“The graduate center offered a 13 week course, which I took,” said Conte. “I went once a week for two hours at night and then had to spend the rest of the week cramming. So I learned it and I learned enough Latin to be dangerous. Meaning that, I could work my way through simple stuff, but I didn’t have enough skill or training to really, really get into the complicated stuff.”
That didn’t stop him from moving forward, however. He translated a few passages of his Le Jay volume for the Latin half of the language proficiency requirement for his doctorate.
“And I did it poorly I might add,” he chuckled.
His efforts produced a translation that was passable, but Conte recognized that he could do better; that he needed to do it better. So last year he picked up a copy of Wheelock’s Latin.
“And I went through all 40 chapters and the exercises very systematically, as if I were just teaching myself a course. I reinforced what I already knew, and as a result of working through it systematically, and very carefully, taking my time, practicing with increasingly difficult passages I got myself to the point where I was ready to do this.”
But before he could understand the book, he first needed to understand the author.
“Gabriel Fransisco Le Jay was a Paris based Jesuit,” Conte began, as he switched to professor voice. “He was evidently a theater scholar and historian. What would have been known then as a Philologist. Theater itself then was not a specialized topic. It’s a broad field that includes literature, philosophy, poetry, history and they were experts in all of it.”
Conte went on to explain that Jesuits were an order of Roman Catholic Priests and scholars formed in the early 1500s who went through a long process of training. They traveled the world in order to learn the intricacies of whatever field each individual priest chose to study, while at the same time doing missionary work for the Catholic church.
It was thought, said Conte that dance was something akin to the devil’s work and the purpose for Le Jay’s Treatise was very likely to justify and convince the Catholic Church was not an unholy thing and they weren’t worshiping the devil by dancing.

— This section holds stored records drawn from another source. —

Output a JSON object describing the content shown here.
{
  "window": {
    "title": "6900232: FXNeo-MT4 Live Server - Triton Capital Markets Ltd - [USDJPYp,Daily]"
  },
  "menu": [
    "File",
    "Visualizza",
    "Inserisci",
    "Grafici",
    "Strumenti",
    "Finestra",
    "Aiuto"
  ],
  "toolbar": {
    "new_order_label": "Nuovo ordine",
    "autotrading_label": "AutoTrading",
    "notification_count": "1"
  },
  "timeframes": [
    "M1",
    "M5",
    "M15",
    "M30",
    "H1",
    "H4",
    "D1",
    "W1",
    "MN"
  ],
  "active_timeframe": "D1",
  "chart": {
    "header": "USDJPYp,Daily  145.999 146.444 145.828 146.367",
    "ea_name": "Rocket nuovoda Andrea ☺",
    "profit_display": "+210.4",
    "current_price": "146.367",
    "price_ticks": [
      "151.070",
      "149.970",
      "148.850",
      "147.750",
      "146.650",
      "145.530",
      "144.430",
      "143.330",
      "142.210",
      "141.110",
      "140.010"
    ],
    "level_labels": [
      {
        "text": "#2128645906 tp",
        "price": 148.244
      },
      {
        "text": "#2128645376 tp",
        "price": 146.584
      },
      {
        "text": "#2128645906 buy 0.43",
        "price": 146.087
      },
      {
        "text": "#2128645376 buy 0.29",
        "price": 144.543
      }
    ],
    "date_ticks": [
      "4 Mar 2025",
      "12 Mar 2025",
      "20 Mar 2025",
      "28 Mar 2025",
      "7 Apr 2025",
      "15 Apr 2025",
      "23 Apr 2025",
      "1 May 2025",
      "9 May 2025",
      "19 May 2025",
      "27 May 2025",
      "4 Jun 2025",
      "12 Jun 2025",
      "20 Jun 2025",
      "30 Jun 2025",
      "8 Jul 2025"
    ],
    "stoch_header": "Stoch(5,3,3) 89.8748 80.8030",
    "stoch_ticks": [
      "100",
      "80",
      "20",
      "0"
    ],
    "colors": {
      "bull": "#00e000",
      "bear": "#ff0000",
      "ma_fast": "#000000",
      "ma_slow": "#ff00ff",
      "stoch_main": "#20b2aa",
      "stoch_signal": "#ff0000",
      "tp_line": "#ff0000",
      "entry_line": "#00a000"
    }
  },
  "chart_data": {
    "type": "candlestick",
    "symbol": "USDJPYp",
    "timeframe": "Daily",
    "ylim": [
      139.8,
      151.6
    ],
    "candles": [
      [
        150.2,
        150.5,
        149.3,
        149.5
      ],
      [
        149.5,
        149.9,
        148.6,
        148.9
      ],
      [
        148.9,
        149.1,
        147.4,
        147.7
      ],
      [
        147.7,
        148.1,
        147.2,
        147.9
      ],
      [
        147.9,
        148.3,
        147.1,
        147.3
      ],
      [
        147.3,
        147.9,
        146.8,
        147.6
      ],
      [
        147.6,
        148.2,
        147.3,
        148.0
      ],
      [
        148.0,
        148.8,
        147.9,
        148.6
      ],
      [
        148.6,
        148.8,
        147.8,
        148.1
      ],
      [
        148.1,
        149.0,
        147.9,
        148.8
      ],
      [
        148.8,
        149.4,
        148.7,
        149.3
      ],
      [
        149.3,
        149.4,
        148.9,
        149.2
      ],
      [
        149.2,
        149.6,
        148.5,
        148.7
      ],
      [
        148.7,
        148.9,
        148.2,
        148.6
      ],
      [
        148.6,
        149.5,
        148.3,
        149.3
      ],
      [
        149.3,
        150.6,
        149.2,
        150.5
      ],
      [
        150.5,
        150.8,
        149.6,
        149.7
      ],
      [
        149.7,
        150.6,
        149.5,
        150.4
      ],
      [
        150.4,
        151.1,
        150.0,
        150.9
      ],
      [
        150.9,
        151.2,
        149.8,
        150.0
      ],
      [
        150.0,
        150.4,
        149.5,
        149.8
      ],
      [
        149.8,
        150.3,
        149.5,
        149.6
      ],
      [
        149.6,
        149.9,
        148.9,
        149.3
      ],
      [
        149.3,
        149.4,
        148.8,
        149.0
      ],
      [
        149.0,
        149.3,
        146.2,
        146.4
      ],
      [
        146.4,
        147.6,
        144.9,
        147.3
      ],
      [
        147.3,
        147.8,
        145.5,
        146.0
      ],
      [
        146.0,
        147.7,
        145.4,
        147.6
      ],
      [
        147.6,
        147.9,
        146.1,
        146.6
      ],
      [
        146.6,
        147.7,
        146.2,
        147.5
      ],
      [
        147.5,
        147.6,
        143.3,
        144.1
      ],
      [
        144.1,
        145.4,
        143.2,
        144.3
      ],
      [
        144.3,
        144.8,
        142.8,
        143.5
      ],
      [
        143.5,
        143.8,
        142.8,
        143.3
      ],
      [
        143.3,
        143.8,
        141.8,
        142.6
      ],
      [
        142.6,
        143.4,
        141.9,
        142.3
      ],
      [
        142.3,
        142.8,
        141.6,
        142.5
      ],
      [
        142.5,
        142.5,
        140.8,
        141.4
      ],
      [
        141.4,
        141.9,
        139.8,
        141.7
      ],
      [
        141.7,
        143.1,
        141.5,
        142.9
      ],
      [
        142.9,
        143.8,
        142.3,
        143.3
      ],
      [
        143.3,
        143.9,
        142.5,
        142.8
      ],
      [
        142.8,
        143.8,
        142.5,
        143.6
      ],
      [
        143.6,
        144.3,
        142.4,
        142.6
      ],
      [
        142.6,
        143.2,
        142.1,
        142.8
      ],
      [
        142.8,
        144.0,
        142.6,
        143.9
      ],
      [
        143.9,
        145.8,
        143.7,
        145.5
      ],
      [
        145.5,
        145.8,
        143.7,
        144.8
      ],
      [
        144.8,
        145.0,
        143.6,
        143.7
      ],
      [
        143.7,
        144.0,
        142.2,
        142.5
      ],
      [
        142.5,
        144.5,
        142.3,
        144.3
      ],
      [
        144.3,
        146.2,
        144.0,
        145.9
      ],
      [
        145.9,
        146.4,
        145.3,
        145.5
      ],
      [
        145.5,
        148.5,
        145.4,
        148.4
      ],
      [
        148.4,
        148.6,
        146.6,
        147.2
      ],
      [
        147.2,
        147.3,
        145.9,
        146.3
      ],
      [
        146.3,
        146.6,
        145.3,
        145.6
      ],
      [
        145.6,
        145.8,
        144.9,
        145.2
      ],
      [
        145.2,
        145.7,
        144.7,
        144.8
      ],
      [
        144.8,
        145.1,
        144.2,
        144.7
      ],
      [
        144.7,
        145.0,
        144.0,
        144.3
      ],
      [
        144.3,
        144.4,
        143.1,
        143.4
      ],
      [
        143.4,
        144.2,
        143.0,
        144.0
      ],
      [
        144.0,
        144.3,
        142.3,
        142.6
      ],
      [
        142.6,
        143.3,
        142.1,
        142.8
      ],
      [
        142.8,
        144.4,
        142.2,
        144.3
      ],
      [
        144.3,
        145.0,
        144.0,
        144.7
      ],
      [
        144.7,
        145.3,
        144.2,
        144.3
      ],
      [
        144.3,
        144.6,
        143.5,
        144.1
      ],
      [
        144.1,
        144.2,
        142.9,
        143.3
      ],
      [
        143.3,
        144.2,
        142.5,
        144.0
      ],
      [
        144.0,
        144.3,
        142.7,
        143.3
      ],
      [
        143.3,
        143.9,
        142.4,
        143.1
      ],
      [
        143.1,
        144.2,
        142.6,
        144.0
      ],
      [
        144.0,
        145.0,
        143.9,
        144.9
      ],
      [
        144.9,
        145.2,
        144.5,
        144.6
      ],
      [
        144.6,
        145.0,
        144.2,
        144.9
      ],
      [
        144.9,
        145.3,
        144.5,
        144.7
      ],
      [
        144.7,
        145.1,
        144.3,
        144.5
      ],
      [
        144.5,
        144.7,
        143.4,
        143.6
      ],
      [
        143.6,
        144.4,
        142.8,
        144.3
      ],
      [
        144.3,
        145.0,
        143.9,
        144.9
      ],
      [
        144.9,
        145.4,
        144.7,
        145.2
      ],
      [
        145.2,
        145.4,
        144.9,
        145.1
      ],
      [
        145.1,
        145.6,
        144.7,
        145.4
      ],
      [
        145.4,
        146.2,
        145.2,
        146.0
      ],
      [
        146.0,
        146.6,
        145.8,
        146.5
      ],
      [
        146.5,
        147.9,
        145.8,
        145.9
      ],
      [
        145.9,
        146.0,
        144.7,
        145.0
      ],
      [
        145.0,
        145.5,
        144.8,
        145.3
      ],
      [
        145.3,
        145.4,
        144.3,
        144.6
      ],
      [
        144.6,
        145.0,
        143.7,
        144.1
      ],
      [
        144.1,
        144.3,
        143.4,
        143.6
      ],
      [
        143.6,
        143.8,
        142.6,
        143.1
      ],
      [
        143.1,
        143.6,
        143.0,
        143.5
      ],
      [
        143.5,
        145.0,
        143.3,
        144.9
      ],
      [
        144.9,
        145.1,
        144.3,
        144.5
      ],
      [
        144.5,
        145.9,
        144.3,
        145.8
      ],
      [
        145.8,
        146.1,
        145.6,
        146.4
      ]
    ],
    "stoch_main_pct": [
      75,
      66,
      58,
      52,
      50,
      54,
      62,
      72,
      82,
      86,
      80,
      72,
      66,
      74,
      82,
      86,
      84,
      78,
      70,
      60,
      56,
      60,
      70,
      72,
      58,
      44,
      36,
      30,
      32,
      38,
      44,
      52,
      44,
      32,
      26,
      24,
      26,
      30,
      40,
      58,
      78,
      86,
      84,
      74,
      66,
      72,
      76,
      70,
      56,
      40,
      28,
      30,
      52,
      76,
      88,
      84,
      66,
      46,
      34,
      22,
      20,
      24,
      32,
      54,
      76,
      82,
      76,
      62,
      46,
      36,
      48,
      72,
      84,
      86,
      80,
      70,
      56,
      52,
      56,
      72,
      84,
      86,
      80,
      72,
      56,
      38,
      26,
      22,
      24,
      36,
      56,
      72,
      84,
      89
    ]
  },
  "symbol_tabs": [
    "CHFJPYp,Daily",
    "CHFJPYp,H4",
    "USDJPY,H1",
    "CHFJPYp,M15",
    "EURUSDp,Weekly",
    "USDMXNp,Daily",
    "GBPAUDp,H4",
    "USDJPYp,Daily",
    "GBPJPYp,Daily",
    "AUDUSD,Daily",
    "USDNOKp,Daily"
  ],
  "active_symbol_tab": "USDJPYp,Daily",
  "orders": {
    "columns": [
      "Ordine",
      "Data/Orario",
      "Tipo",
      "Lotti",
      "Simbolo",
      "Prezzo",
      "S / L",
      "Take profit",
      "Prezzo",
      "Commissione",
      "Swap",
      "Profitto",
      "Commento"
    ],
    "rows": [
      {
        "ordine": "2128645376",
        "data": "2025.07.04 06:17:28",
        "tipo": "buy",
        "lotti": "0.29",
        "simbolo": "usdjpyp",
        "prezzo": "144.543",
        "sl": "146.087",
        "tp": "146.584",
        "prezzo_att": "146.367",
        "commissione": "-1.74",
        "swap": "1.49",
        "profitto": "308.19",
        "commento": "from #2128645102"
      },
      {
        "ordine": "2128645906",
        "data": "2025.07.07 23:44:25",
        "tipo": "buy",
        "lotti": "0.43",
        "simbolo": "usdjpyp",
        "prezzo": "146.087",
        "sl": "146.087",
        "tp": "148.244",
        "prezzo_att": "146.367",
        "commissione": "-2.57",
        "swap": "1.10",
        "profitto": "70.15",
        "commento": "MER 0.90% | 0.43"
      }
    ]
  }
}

“What he’s trying to do is articulate the case for a whole new art form emerging in the period: ballet,” Conte said.
“It’s really serendipitous, just sheer dumb luck, because it falls into the hands of a person that is qualified to do this work,” he said. “It requires a really particular kind of skill set. You need to know Latin, number one. You need to know theater history, number two. You need to know deep theater history, as in ancient Greeks and Rome and all the way up through the Renaissance, number three. And you need to be able to apply all of that in order to know what he is trying to say here.”